### Problem statement
Looking through the material below, say how many lines contain the string "structured" and add nothing more.

### Data section
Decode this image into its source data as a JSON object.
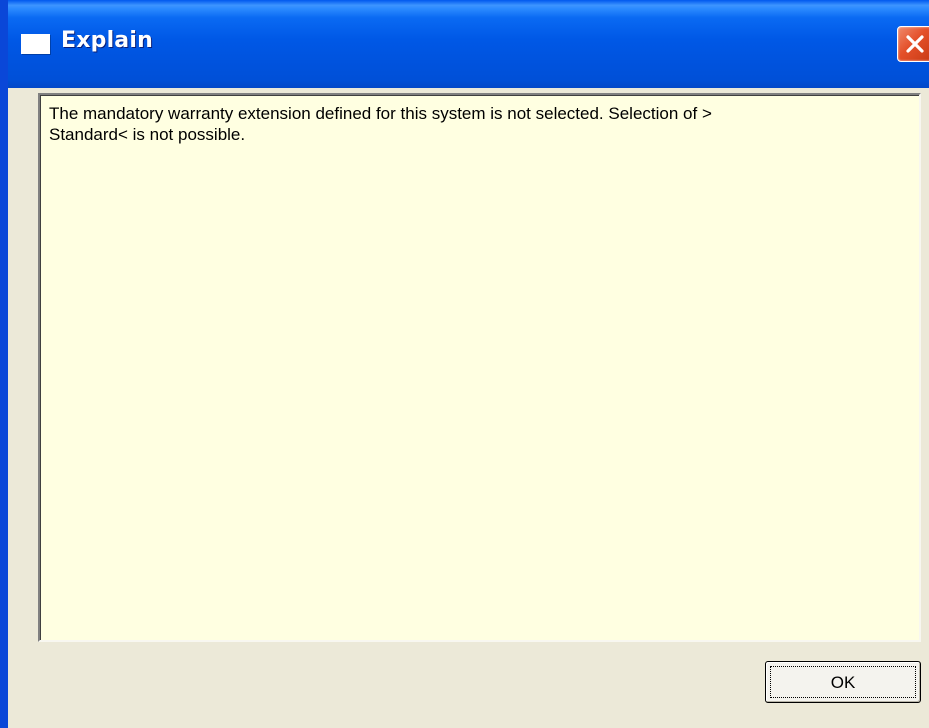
{
  "window": {
    "title": "Explain",
    "title_icon": "window-icon",
    "close_icon": "close-icon",
    "colors": {
      "titlebar": "#0058E6",
      "frame": "#0A47D8",
      "dialog_bg": "#ECE9D8",
      "message_bg": "#FFFFE1",
      "close_button": "#E4502A"
    }
  },
  "message": {
    "text": "The mandatory warranty extension defined for this system is not selected. Selection of >\nStandard< is not possible."
  },
  "buttons": {
    "ok_label": "OK"
  }
}
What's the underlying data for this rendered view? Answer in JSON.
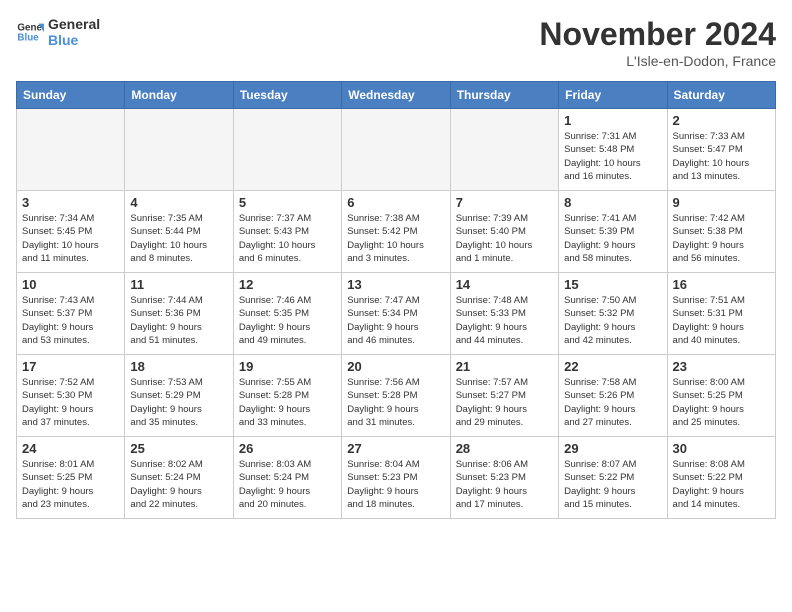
{
  "header": {
    "logo_general": "General",
    "logo_blue": "Blue",
    "month_title": "November 2024",
    "location": "L'Isle-en-Dodon, France"
  },
  "days_of_week": [
    "Sunday",
    "Monday",
    "Tuesday",
    "Wednesday",
    "Thursday",
    "Friday",
    "Saturday"
  ],
  "weeks": [
    [
      {
        "day": "",
        "info": ""
      },
      {
        "day": "",
        "info": ""
      },
      {
        "day": "",
        "info": ""
      },
      {
        "day": "",
        "info": ""
      },
      {
        "day": "",
        "info": ""
      },
      {
        "day": "1",
        "info": "Sunrise: 7:31 AM\nSunset: 5:48 PM\nDaylight: 10 hours\nand 16 minutes."
      },
      {
        "day": "2",
        "info": "Sunrise: 7:33 AM\nSunset: 5:47 PM\nDaylight: 10 hours\nand 13 minutes."
      }
    ],
    [
      {
        "day": "3",
        "info": "Sunrise: 7:34 AM\nSunset: 5:45 PM\nDaylight: 10 hours\nand 11 minutes."
      },
      {
        "day": "4",
        "info": "Sunrise: 7:35 AM\nSunset: 5:44 PM\nDaylight: 10 hours\nand 8 minutes."
      },
      {
        "day": "5",
        "info": "Sunrise: 7:37 AM\nSunset: 5:43 PM\nDaylight: 10 hours\nand 6 minutes."
      },
      {
        "day": "6",
        "info": "Sunrise: 7:38 AM\nSunset: 5:42 PM\nDaylight: 10 hours\nand 3 minutes."
      },
      {
        "day": "7",
        "info": "Sunrise: 7:39 AM\nSunset: 5:40 PM\nDaylight: 10 hours\nand 1 minute."
      },
      {
        "day": "8",
        "info": "Sunrise: 7:41 AM\nSunset: 5:39 PM\nDaylight: 9 hours\nand 58 minutes."
      },
      {
        "day": "9",
        "info": "Sunrise: 7:42 AM\nSunset: 5:38 PM\nDaylight: 9 hours\nand 56 minutes."
      }
    ],
    [
      {
        "day": "10",
        "info": "Sunrise: 7:43 AM\nSunset: 5:37 PM\nDaylight: 9 hours\nand 53 minutes."
      },
      {
        "day": "11",
        "info": "Sunrise: 7:44 AM\nSunset: 5:36 PM\nDaylight: 9 hours\nand 51 minutes."
      },
      {
        "day": "12",
        "info": "Sunrise: 7:46 AM\nSunset: 5:35 PM\nDaylight: 9 hours\nand 49 minutes."
      },
      {
        "day": "13",
        "info": "Sunrise: 7:47 AM\nSunset: 5:34 PM\nDaylight: 9 hours\nand 46 minutes."
      },
      {
        "day": "14",
        "info": "Sunrise: 7:48 AM\nSunset: 5:33 PM\nDaylight: 9 hours\nand 44 minutes."
      },
      {
        "day": "15",
        "info": "Sunrise: 7:50 AM\nSunset: 5:32 PM\nDaylight: 9 hours\nand 42 minutes."
      },
      {
        "day": "16",
        "info": "Sunrise: 7:51 AM\nSunset: 5:31 PM\nDaylight: 9 hours\nand 40 minutes."
      }
    ],
    [
      {
        "day": "17",
        "info": "Sunrise: 7:52 AM\nSunset: 5:30 PM\nDaylight: 9 hours\nand 37 minutes."
      },
      {
        "day": "18",
        "info": "Sunrise: 7:53 AM\nSunset: 5:29 PM\nDaylight: 9 hours\nand 35 minutes."
      },
      {
        "day": "19",
        "info": "Sunrise: 7:55 AM\nSunset: 5:28 PM\nDaylight: 9 hours\nand 33 minutes."
      },
      {
        "day": "20",
        "info": "Sunrise: 7:56 AM\nSunset: 5:28 PM\nDaylight: 9 hours\nand 31 minutes."
      },
      {
        "day": "21",
        "info": "Sunrise: 7:57 AM\nSunset: 5:27 PM\nDaylight: 9 hours\nand 29 minutes."
      },
      {
        "day": "22",
        "info": "Sunrise: 7:58 AM\nSunset: 5:26 PM\nDaylight: 9 hours\nand 27 minutes."
      },
      {
        "day": "23",
        "info": "Sunrise: 8:00 AM\nSunset: 5:25 PM\nDaylight: 9 hours\nand 25 minutes."
      }
    ],
    [
      {
        "day": "24",
        "info": "Sunrise: 8:01 AM\nSunset: 5:25 PM\nDaylight: 9 hours\nand 23 minutes."
      },
      {
        "day": "25",
        "info": "Sunrise: 8:02 AM\nSunset: 5:24 PM\nDaylight: 9 hours\nand 22 minutes."
      },
      {
        "day": "26",
        "info": "Sunrise: 8:03 AM\nSunset: 5:24 PM\nDaylight: 9 hours\nand 20 minutes."
      },
      {
        "day": "27",
        "info": "Sunrise: 8:04 AM\nSunset: 5:23 PM\nDaylight: 9 hours\nand 18 minutes."
      },
      {
        "day": "28",
        "info": "Sunrise: 8:06 AM\nSunset: 5:23 PM\nDaylight: 9 hours\nand 17 minutes."
      },
      {
        "day": "29",
        "info": "Sunrise: 8:07 AM\nSunset: 5:22 PM\nDaylight: 9 hours\nand 15 minutes."
      },
      {
        "day": "30",
        "info": "Sunrise: 8:08 AM\nSunset: 5:22 PM\nDaylight: 9 hours\nand 14 minutes."
      }
    ]
  ]
}
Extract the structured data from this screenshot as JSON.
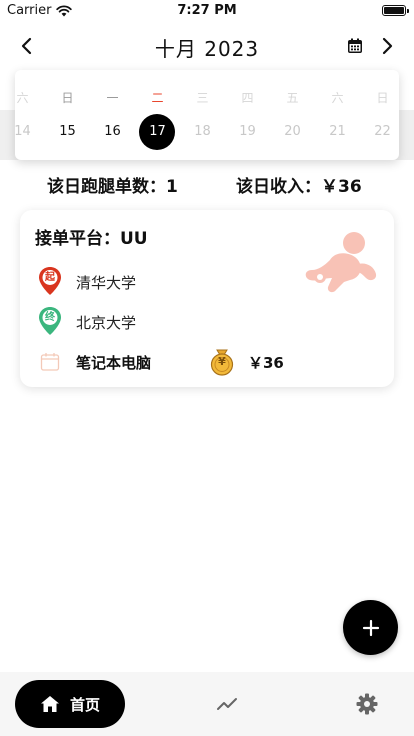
{
  "status_bar": {
    "carrier": "Carrier",
    "time": "7:27 PM",
    "battery_level": 1.0
  },
  "header": {
    "title": "十月 2023",
    "prev_icon": "chevron-left-icon",
    "calendar_icon": "calendar-icon",
    "next_icon": "chevron-right-icon"
  },
  "calendar": {
    "weekdays": [
      "六",
      "日",
      "一",
      "二",
      "三",
      "四",
      "五",
      "六",
      "日"
    ],
    "dates": [
      "14",
      "15",
      "16",
      "17",
      "18",
      "19",
      "20",
      "21",
      "22"
    ],
    "selected_index": 3
  },
  "summary": {
    "orders": "该日跑腿单数：1",
    "income": "该日收入：￥36"
  },
  "order": {
    "platform": "接单平台：UU",
    "start_badge": "起",
    "start": "清华大学",
    "end_badge": "终",
    "end": "北京大学",
    "item": "笔记本电脑",
    "coin_symbol": "¥",
    "price": "￥36"
  },
  "tabbar": {
    "home_label": "首页",
    "home_icon": "home-icon",
    "stats_icon": "trend-icon",
    "settings_icon": "gear-icon"
  },
  "colors": {
    "accent_red": "#e8462d",
    "start_pin": "#d9351f",
    "end_pin": "#3bb67e",
    "logo": "#f8c2b6",
    "coin": "#e8a82e"
  }
}
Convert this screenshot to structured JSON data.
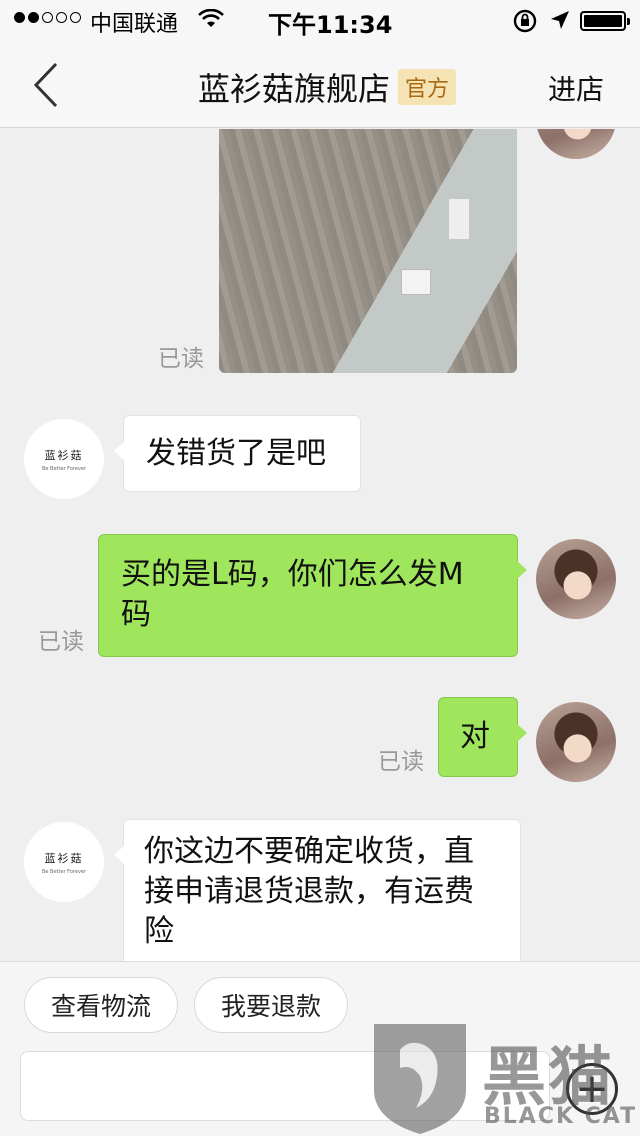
{
  "status_bar": {
    "carrier": "中国联通",
    "time": "下午11:34"
  },
  "nav": {
    "title": "蓝衫菇旗舰店",
    "badge": "官方",
    "enter_store": "进店"
  },
  "store_logo": {
    "name": "蓝衫菇",
    "slogan": "Be Better Forever"
  },
  "messages": [
    {
      "side": "out",
      "type": "image",
      "read": "已读"
    },
    {
      "side": "in",
      "text": "发错货了是吧"
    },
    {
      "side": "out",
      "line1": "买的是L码，你们怎么发M",
      "line2": "码",
      "read": "已读"
    },
    {
      "side": "out",
      "text": "对",
      "read": "已读"
    },
    {
      "side": "in",
      "line1": "你这边不要确定收货，直",
      "line2": "接申请退货退款，有运费",
      "line3": "险"
    }
  ],
  "quick_replies": [
    "查看物流",
    "我要退款"
  ],
  "input": {
    "placeholder": ""
  },
  "watermark": {
    "cn": "黑猫",
    "en": "BLACK CAT"
  },
  "colors": {
    "out_bubble": "#9fe65c",
    "in_bubble": "#ffffff",
    "background": "#efefef",
    "badge_bg": "#f5e3b3",
    "badge_text": "#a86a12"
  }
}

### Result of the task
2